COM-516: Markov chains and algorithmic applications

The study of random walks finds many applications in computer science and communications. The goal of the course is to get familiar with the theory of random walks, and to get an overview of some appl

No results

No results

Continuous-Time Stochastic Processes: Ergodicism Examples

Illustrates ergodicism in continuous-time stochastic processes through examples and calculations.

Unique Ergodicity for Generic Foliations

Explores unique ergodicity for generic foliations on Kähler surfaces.

Dynamical Approaches to Spectral Theory of Operators

Explores ergodic theory, spectral operators, and almost periodic factors in dynamical systems and spectral theory.

Dynamical systems theory is an area of mathematics used to describe the behavior of complex dynamical systems, usually by employing differential equations or difference equations. When differential equations are employed, the theory is called continuous dynamical systems. From a physical point of view, continuous dynamical systems is a generalization of classical mechanics, a generalization where the equations of motion are postulated directly and are not constrained to be Euler–Lagrange equations of a least action principle.

In mathematics, ergodicity expresses the idea that a point of a moving system, either a dynamical system or a stochastic process, will eventually visit all parts of the space that the system moves in, in a uniform and random sense. This implies that the average behavior of the system can be deduced from the trajectory of a "typical" point. Equivalently, a sufficiently large collection of random samples from a process can represent the average statistical properties of the entire process.

In mathematics, the Ornstein isomorphism theorem is a deep result in ergodic theory. It states that if two Bernoulli schemes have the same Kolmogorov entropy, then they are isomorphic. The result, given by Donald Ornstein in 1970, is important because it states that many systems previously believed to be unrelated are in fact isomorphic; these include all finite stationary stochastic processes, including Markov chains and subshifts of finite type, Anosov flows and Sinai's billiards, ergodic automorphisms of the n-torus, and the continued fraction transform.

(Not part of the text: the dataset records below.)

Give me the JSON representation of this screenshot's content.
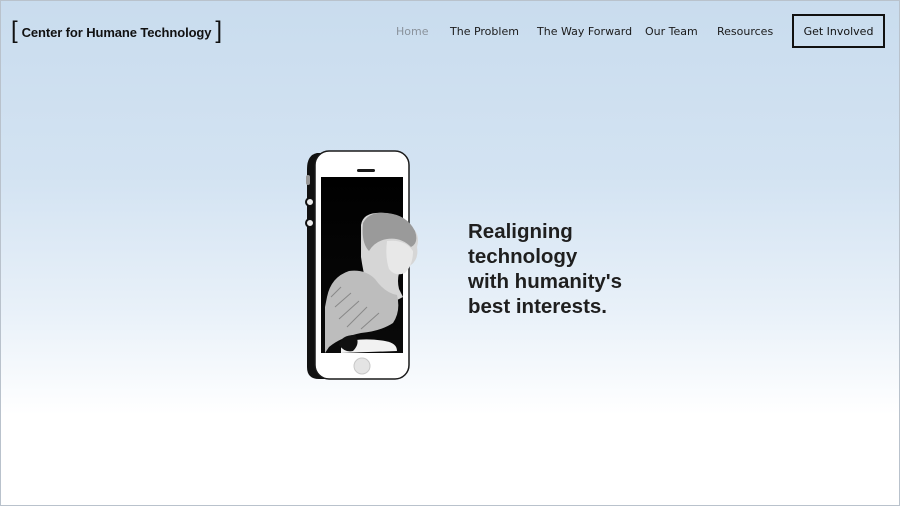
{
  "header": {
    "logo_text": "Center for Humane Technology",
    "nav": [
      {
        "label": "Home",
        "active": true
      },
      {
        "label": "The Problem",
        "active": false
      },
      {
        "label": "The Way Forward",
        "active": false
      },
      {
        "label": "Our Team",
        "active": false
      },
      {
        "label": "Resources",
        "active": false
      }
    ],
    "cta_label": "Get Involved"
  },
  "hero": {
    "headline": "Realigning\ntechnology\nwith humanity's\nbest interests.",
    "image_icon": "phone-with-woman-illustration"
  },
  "colors": {
    "sky_top": "#c9dcee",
    "text": "#1f1f1f",
    "nav_active": "#8a929b"
  }
}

We study many-body localization (MBL) in a pair-hopping model exhibiting strong fragmentation of the Hilbert space. We show that several Krylov subspaces have both ergodic statistics in the thermodyna

2021Max-stable processes are central models for spatial extremes. In this paper, we focus on some space-time max-stable models introduced in Embrechts et al. (2016). The processes considered induce discre

As Avez showed (in 1970), the fundamental group of a compact Riemannian manifold of nonpositive sectional curvature has exponential growth if and only if it is not flat. After several generalizations